“Secondly, it doesn’t prove anything, in any case, as regards the other matters we were speaking of. It only shows—if it really happened, as I say—that the mind has extraordinary control over matter. It hasn’t anything to do with immortality, or—or spiritualism.”
“Then why did you do it?” gasped the boy.
“Merely fireworks ... only to show off. People are convinced by such queer things.”
Laurie sat regarding, still with an unusual pallor in his face and brightness in his eyes. He could not in the last degree put into words why it was that the tiny incident of the pencil affected him so profoundly. Vaguely, only, he perceived that it was all connected somehow with the ordinariness of the accessories, and more impressive therefore than all the paraphernalia of planchette, spinning mirrors, or even his own dreams.
He stood up again suddenly.
“It’s no good, Mr. Vincent,” he said, putting out his hand, “I’m knocked over. I can’t imagine why. It’s no use talking now. I must think. Good night.”
“Good night, Mr. Baxter,” said the medium serenely.
“Her ladyship told me to show you in here, sir,” said the footman at half-past eight on Sunday evening.
Laurie put down his hat, slipped off his coat, and went into the dining room.
The table was still littered with dessert-plates and napkins. Two people had dined there he observed. He went round to the fire, wondering vaguely as to why he had not been shown upstairs, and stood, warming his hands behind him, and looking at the pleasant gloom of the high picture-hung walls.
In spite of himself he felt slightly more excited than he had thought he would be; it was one thing to be philosophical at a prospect of three days’ distance; and another when the gates of death actually rise in sight.
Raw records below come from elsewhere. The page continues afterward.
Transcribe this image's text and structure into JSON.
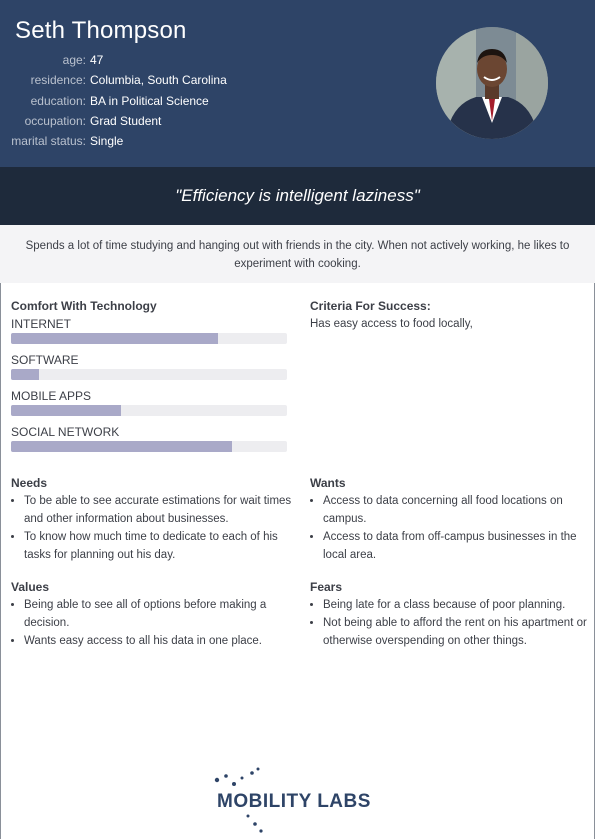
{
  "persona": {
    "name": "Seth Thompson",
    "facts": [
      {
        "label": "age:",
        "value": "47"
      },
      {
        "label": "residence:",
        "value": "Columbia, South Carolina"
      },
      {
        "label": "education:",
        "value": "BA in Political Science"
      },
      {
        "label": "occupation:",
        "value": "Grad Student"
      },
      {
        "label": "marital status:",
        "value": "Single"
      }
    ],
    "photo_icon": "person-portrait-icon"
  },
  "quote": "\"Efficiency is intelligent laziness\"",
  "bio": "Spends a lot of time studying and hanging out with friends in the city. When not actively working, he likes to experiment with cooking.",
  "comfort": {
    "title": "Comfort With Technology",
    "bars": [
      {
        "label": "INTERNET",
        "level": 0.75
      },
      {
        "label": "SOFTWARE",
        "level": 0.1
      },
      {
        "label": "MOBILE APPS",
        "level": 0.4
      },
      {
        "label": "SOCIAL NETWORK",
        "level": 0.8
      }
    ],
    "bar_color": "#a9a9c8",
    "track_color": "#ededf0"
  },
  "criteria": {
    "title": "Criteria For Success:",
    "text": "Has easy access to food locally,"
  },
  "needs": {
    "title": "Needs",
    "items": [
      "To be able to see accurate estimations for wait times and other information about businesses.",
      "To know how much time to dedicate to each of his tasks for planning out his day."
    ]
  },
  "wants": {
    "title": "Wants",
    "items": [
      "Access to data concerning all food locations on campus.",
      "Access to data from off-campus businesses in the local area."
    ]
  },
  "values": {
    "title": "Values",
    "items": [
      "Being able to see all of options before making a decision.",
      "Wants easy access to all his data in one place."
    ]
  },
  "fears": {
    "title": "Fears",
    "items": [
      "Being late for a class because of poor planning.",
      "Not being able to afford the rent on his apartment or otherwise overspending on other things."
    ]
  },
  "logo": {
    "text": "MOBILITY LABS",
    "icon": "dot-orbit-logo-icon"
  },
  "colors": {
    "header": "#2e4467",
    "quote_bar": "#1e2a3b",
    "bio_bar": "#f4f4f6"
  }
}
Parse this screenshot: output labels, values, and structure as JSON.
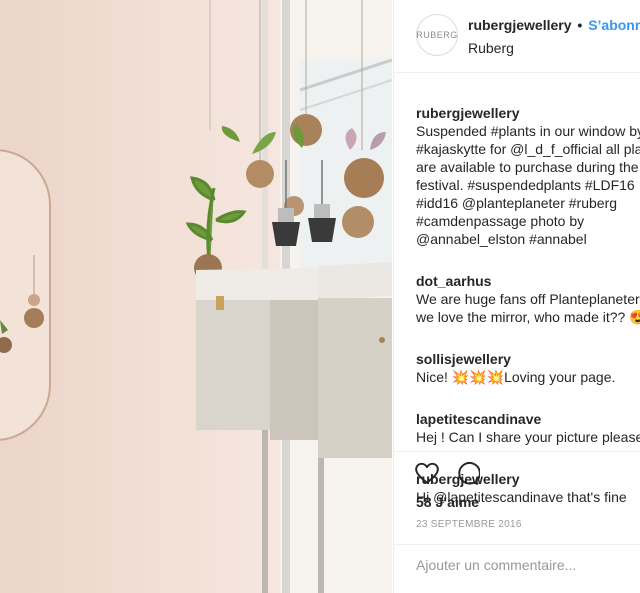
{
  "header": {
    "avatar_text": "RUBERG",
    "username": "rubergjewellery",
    "dot": "•",
    "follow": "S’abonner",
    "location": "Ruberg"
  },
  "comments": [
    {
      "user": "rubergjewellery",
      "text": "Suspended #plants in our window by #kajaskytte for @l_d_f_official all plants are available to purchase during the festival. #suspendedplants #LDF16 #idd16 @planteplaneter #ruberg #camdenpassage photo by @annabel_elston #annabel"
    },
    {
      "user": "dot_aarhus",
      "text": "We are huge fans off Planteplaneter.. And we love the mirror, who made it?? 😍"
    },
    {
      "user": "sollisjewellery",
      "text": "Nice! 💥💥💥Loving your page."
    },
    {
      "user": "lapetitescandinave",
      "text": "Hej ! Can I share your picture please ?"
    },
    {
      "user": "rubergjewellery",
      "text": "Hi @lapetitescandinave that's fine"
    }
  ],
  "actions": {
    "like_icon": "heart-icon",
    "comment_icon": "comment-bubble-icon"
  },
  "likes": "58 J’aime",
  "date": "23 SEPTEMBRE 2016",
  "add_comment_placeholder": "Ajouter un commentaire...",
  "colors": {
    "link": "#003569",
    "follow": "#3897f0",
    "muted": "#999999"
  }
}
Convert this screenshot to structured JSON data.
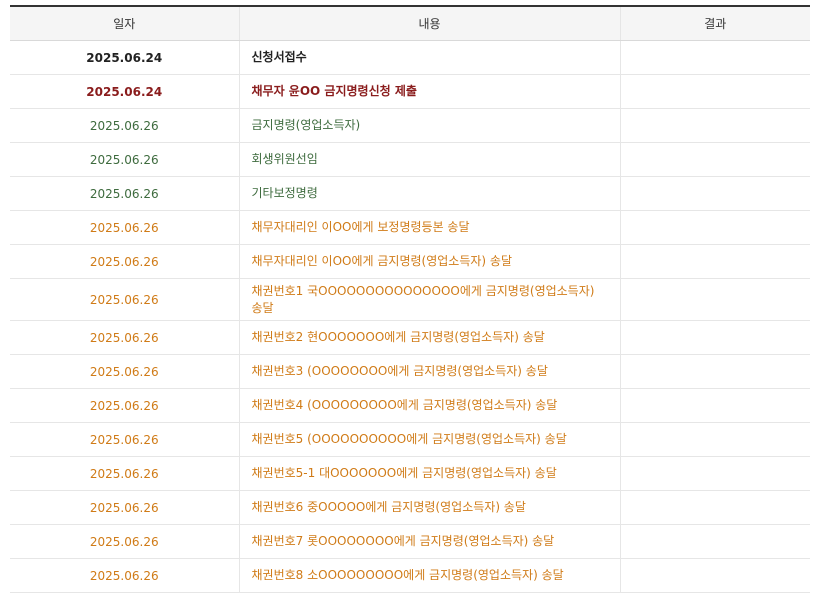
{
  "header": {
    "date": "일자",
    "content": "내용",
    "result": "결과"
  },
  "colors": {
    "black": "#222222",
    "darkred": "#8a1c1c",
    "green": "#3e6b3e",
    "orange": "#d07b17"
  },
  "rows": [
    {
      "date": "2025.06.24",
      "content": "신청서접수",
      "result": "",
      "color": "#222222",
      "bold": true
    },
    {
      "date": "2025.06.24",
      "content": "채무자 윤OO 금지명령신청 제출",
      "result": "",
      "color": "#8a1c1c",
      "bold": true
    },
    {
      "date": "2025.06.26",
      "content": "금지명령(영업소득자)",
      "result": "",
      "color": "#3e6b3e",
      "bold": false
    },
    {
      "date": "2025.06.26",
      "content": "회생위원선임",
      "result": "",
      "color": "#3e6b3e",
      "bold": false
    },
    {
      "date": "2025.06.26",
      "content": "기타보정명령",
      "result": "",
      "color": "#3e6b3e",
      "bold": false
    },
    {
      "date": "2025.06.26",
      "content": "채무자대리인 이OO에게 보정명령등본 송달",
      "result": "",
      "color": "#d07b17",
      "bold": false
    },
    {
      "date": "2025.06.26",
      "content": "채무자대리인 이OO에게 금지명령(영업소득자) 송달",
      "result": "",
      "color": "#d07b17",
      "bold": false
    },
    {
      "date": "2025.06.26",
      "content": "채권번호1 국OOOOOOOOOOOOOOO에게 금지명령(영업소득자) 송달",
      "result": "",
      "color": "#d07b17",
      "bold": false
    },
    {
      "date": "2025.06.26",
      "content": "채권번호2 현OOOOOOO에게 금지명령(영업소득자) 송달",
      "result": "",
      "color": "#d07b17",
      "bold": false
    },
    {
      "date": "2025.06.26",
      "content": "채권번호3 (OOOOOOOO에게 금지명령(영업소득자) 송달",
      "result": "",
      "color": "#d07b17",
      "bold": false
    },
    {
      "date": "2025.06.26",
      "content": "채권번호4 (OOOOOOOOO에게 금지명령(영업소득자) 송달",
      "result": "",
      "color": "#d07b17",
      "bold": false
    },
    {
      "date": "2025.06.26",
      "content": "채권번호5 (OOOOOOOOOO에게 금지명령(영업소득자) 송달",
      "result": "",
      "color": "#d07b17",
      "bold": false
    },
    {
      "date": "2025.06.26",
      "content": "채권번호5-1 대OOOOOOO에게 금지명령(영업소득자) 송달",
      "result": "",
      "color": "#d07b17",
      "bold": false
    },
    {
      "date": "2025.06.26",
      "content": "채권번호6 중OOOOO에게 금지명령(영업소득자) 송달",
      "result": "",
      "color": "#d07b17",
      "bold": false
    },
    {
      "date": "2025.06.26",
      "content": "채권번호7 롯OOOOOOOO에게 금지명령(영업소득자) 송달",
      "result": "",
      "color": "#d07b17",
      "bold": false
    },
    {
      "date": "2025.06.26",
      "content": "채권번호8 소OOOOOOOOO에게 금지명령(영업소득자) 송달",
      "result": "",
      "color": "#d07b17",
      "bold": false
    }
  ]
}
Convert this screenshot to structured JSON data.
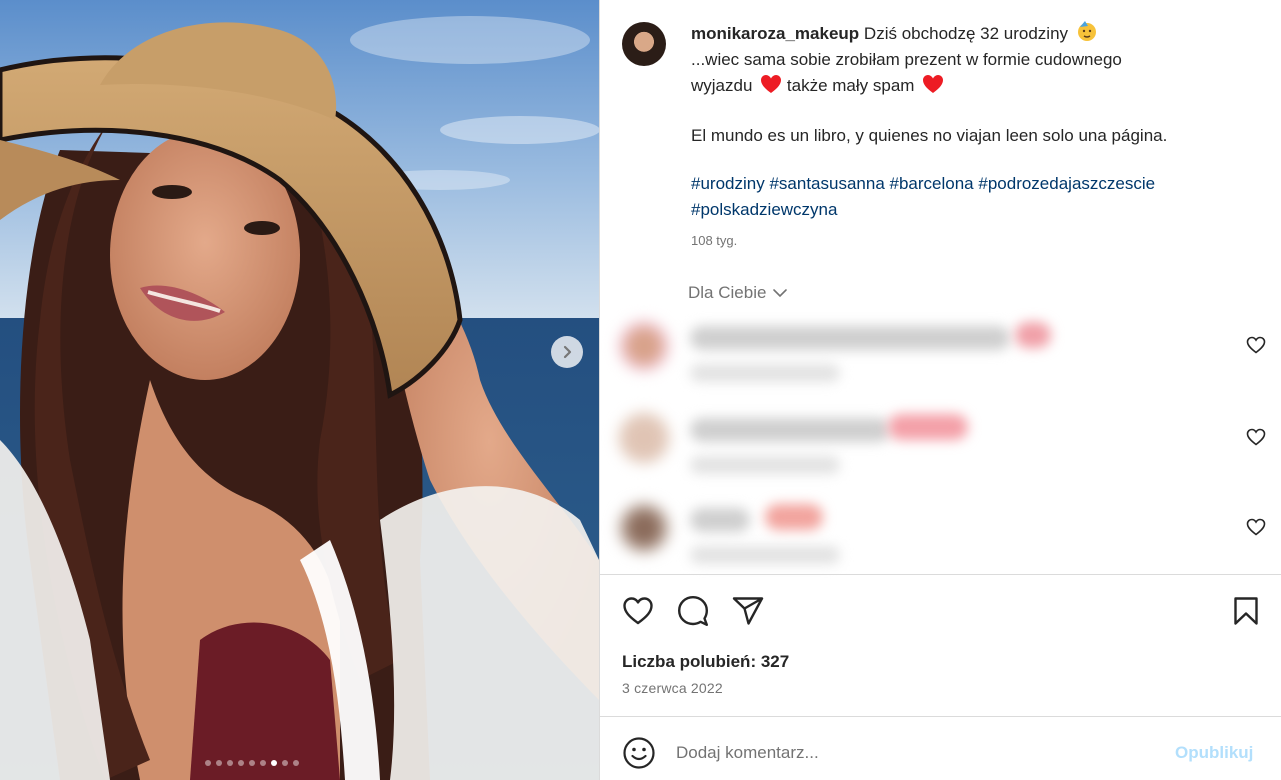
{
  "post": {
    "username": "monikaroza_makeup",
    "caption_line1": "Dziś obchodzę 32 urodziny",
    "caption_line1_emoji": "birthday-face-emoji",
    "caption_line2": "...wiec sama sobie zrobiłam prezent w formie cudownego",
    "caption_line3a": "wyjazdu",
    "caption_line3b": "także mały spam",
    "quote": "El mundo es un libro, y quienes no viajan leen solo una página.",
    "hashtags": [
      "#urodziny",
      "#santasusanna",
      "#barcelona",
      "#podrozedajaszczescie",
      "#polskadziewczyna"
    ],
    "time_ago": "108 tyg."
  },
  "comments_section": {
    "filter_label": "Dla Ciebie",
    "comments": [
      {
        "text": "",
        "blurred": true
      },
      {
        "text": "",
        "blurred": true
      },
      {
        "text": "",
        "blurred": true
      }
    ]
  },
  "stats": {
    "likes": "Liczba polubień: 327",
    "date": "3 czerwca 2022"
  },
  "composer": {
    "placeholder": "Dodaj komentarz...",
    "publish_label": "Opublikuj"
  },
  "carousel": {
    "total_slides": 9,
    "current_slide": 7
  },
  "colors": {
    "text": "#262626",
    "muted": "#737373",
    "hashtag": "#00376b",
    "publish_disabled": "#b2dffc",
    "heart_red": "#ed1c24"
  },
  "icons": {
    "like": "heart-icon",
    "comment": "comment-bubble-icon",
    "share": "paper-plane-icon",
    "save": "bookmark-icon",
    "emoji": "smiley-icon",
    "next": "chevron-right-icon"
  }
}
He wondered in what mood he would see his own rooms again. Then he yawned slightly—and was a little pleased that it was natural to yawn.